━━ Data for this exercise

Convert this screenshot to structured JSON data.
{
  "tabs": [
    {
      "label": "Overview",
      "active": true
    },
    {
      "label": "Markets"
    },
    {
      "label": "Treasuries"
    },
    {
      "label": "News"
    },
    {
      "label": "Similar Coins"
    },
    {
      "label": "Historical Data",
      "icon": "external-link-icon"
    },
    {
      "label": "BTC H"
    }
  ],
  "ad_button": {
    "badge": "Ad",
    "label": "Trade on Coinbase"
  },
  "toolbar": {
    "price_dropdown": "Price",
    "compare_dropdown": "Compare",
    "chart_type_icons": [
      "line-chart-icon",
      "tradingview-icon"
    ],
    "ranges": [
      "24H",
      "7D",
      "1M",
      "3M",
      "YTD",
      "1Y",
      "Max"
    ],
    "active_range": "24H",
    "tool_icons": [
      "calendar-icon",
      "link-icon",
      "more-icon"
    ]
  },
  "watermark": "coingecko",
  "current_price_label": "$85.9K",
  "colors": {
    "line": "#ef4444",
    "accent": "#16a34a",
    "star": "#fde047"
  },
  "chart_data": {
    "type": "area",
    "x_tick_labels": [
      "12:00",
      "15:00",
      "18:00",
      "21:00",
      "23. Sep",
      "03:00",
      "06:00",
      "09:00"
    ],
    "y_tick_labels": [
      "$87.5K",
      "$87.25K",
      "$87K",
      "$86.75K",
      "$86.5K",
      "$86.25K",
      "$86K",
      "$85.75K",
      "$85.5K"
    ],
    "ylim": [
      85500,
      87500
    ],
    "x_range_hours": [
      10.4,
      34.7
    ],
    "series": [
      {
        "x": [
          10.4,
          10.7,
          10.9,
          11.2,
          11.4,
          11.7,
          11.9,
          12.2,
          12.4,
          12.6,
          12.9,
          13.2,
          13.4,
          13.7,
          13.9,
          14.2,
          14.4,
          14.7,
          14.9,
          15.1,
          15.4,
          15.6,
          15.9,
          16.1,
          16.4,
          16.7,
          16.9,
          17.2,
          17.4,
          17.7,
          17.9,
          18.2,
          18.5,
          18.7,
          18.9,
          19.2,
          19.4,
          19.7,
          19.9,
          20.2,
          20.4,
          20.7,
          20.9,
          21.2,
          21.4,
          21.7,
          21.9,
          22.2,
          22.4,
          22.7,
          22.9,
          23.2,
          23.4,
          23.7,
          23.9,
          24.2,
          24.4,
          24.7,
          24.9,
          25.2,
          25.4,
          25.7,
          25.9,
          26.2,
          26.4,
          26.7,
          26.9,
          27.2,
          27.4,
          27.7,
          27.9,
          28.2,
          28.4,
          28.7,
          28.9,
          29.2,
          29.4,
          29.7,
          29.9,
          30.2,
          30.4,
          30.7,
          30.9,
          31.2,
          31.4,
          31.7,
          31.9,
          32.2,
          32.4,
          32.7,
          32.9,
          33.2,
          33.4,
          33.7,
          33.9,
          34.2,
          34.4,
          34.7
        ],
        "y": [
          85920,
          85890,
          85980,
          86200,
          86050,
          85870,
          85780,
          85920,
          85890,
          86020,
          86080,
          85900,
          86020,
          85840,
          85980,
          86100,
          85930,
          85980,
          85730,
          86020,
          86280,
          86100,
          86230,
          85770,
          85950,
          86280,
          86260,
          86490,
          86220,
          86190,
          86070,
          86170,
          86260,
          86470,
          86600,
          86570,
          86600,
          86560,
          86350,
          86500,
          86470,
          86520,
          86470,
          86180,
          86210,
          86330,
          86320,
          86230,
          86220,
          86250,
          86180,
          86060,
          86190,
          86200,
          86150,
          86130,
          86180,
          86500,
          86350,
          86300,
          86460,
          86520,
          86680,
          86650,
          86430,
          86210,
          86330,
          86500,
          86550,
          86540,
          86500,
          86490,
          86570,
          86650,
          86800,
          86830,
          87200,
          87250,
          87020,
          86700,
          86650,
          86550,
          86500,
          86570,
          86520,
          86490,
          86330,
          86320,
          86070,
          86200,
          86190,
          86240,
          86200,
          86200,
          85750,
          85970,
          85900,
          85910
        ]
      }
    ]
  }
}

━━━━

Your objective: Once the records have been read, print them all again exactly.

Answer section:
Convert this screenshot to structured JSON data.
{
  "tabs": [
    {
      "label": "Overview",
      "active": true
    },
    {
      "label": "Markets"
    },
    {
      "label": "Treasuries"
    },
    {
      "label": "News"
    },
    {
      "label": "Similar Coins"
    },
    {
      "label": "Historical Data",
      "icon": "external-link-icon"
    },
    {
      "label": "BTC H"
    }
  ],
  "ad_button": {
    "badge": "Ad",
    "label": "Trade on Coinbase"
  },
  "toolbar": {
    "price_dropdown": "Price",
    "compare_dropdown": "Compare",
    "chart_type_icons": [
      "line-chart-icon",
      "tradingview-icon"
    ],
    "ranges": [
      "24H",
      "7D",
      "1M",
      "3M",
      "YTD",
      "1Y",
      "Max"
    ],
    "active_range": "24H",
    "tool_icons": [
      "calendar-icon",
      "link-icon",
      "more-icon"
    ]
  },
  "watermark": "coingecko",
  "current_price_label": "$85.9K",
  "colors": {
    "line": "#ef4444",
    "accent": "#16a34a",
    "star": "#fde047"
  },
  "chart_data": {
    "type": "area",
    "x_tick_labels": [
      "12:00",
      "15:00",
      "18:00",
      "21:00",
      "23. Sep",
      "03:00",
      "06:00",
      "09:00"
    ],
    "y_tick_labels": [
      "$87.5K",
      "$87.25K",
      "$87K",
      "$86.75K",
      "$86.5K",
      "$86.25K",
      "$86K",
      "$85.75K",
      "$85.5K"
    ],
    "ylim": [
      85500,
      87500
    ],
    "x_range_hours": [
      10.4,
      34.7
    ],
    "series": [
      {
        "x": [
          10.4,
          10.7,
          10.9,
          11.2,
          11.4,
          11.7,
          11.9,
          12.2,
          12.4,
          12.6,
          12.9,
          13.2,
          13.4,
          13.7,
          13.9,
          14.2,
          14.4,
          14.7,
          14.9,
          15.1,
          15.4,
          15.6,
          15.9,
          16.1,
          16.4,
          16.7,
          16.9,
          17.2,
          17.4,
          17.7,
          17.9,
          18.2,
          18.5,
          18.7,
          18.9,
          19.2,
          19.4,
          19.7,
          19.9,
          20.2,
          20.4,
          20.7,
          20.9,
          21.2,
          21.4,
          21.7,
          21.9,
          22.2,
          22.4,
          22.7,
          22.9,
          23.2,
          23.4,
          23.7,
          23.9,
          24.2,
          24.4,
          24.7,
          24.9,
          25.2,
          25.4,
          25.7,
          25.9,
          26.2,
          26.4,
          26.7,
          26.9,
          27.2,
          27.4,
          27.7,
          27.9,
          28.2,
          28.4,
          28.7,
          28.9,
          29.2,
          29.4,
          29.7,
          29.9,
          30.2,
          30.4,
          30.7,
          30.9,
          31.2,
          31.4,
          31.7,
          31.9,
          32.2,
          32.4,
          32.7,
          32.9,
          33.2,
          33.4,
          33.7,
          33.9,
          34.2,
          34.4,
          34.7
        ],
        "y": [
          85920,
          85890,
          85980,
          86200,
          86050,
          85870,
          85780,
          85920,
          85890,
          86020,
          86080,
          85900,
          86020,
          85840,
          85980,
          86100,
          85930,
          85980,
          85730,
          86020,
          86280,
          86100,
          86230,
          85770,
          85950,
          86280,
          86260,
          86490,
          86220,
          86190,
          86070,
          86170,
          86260,
          86470,
          86600,
          86570,
          86600,
          86560,
          86350,
          86500,
          86470,
          86520,
          86470,
          86180,
          86210,
          86330,
          86320,
          86230,
          86220,
          86250,
          86180,
          86060,
          86190,
          86200,
          86150,
          86130,
          86180,
          86500,
          86350,
          86300,
          86460,
          86520,
          86680,
          86650,
          86430,
          86210,
          86330,
          86500,
          86550,
          86540,
          86500,
          86490,
          86570,
          86650,
          86800,
          86830,
          87200,
          87250,
          87020,
          86700,
          86650,
          86550,
          86500,
          86570,
          86520,
          86490,
          86330,
          86320,
          86070,
          86200,
          86190,
          86240,
          86200,
          86200,
          85750,
          85970,
          85900,
          85910
        ]
      }
    ]
  }
}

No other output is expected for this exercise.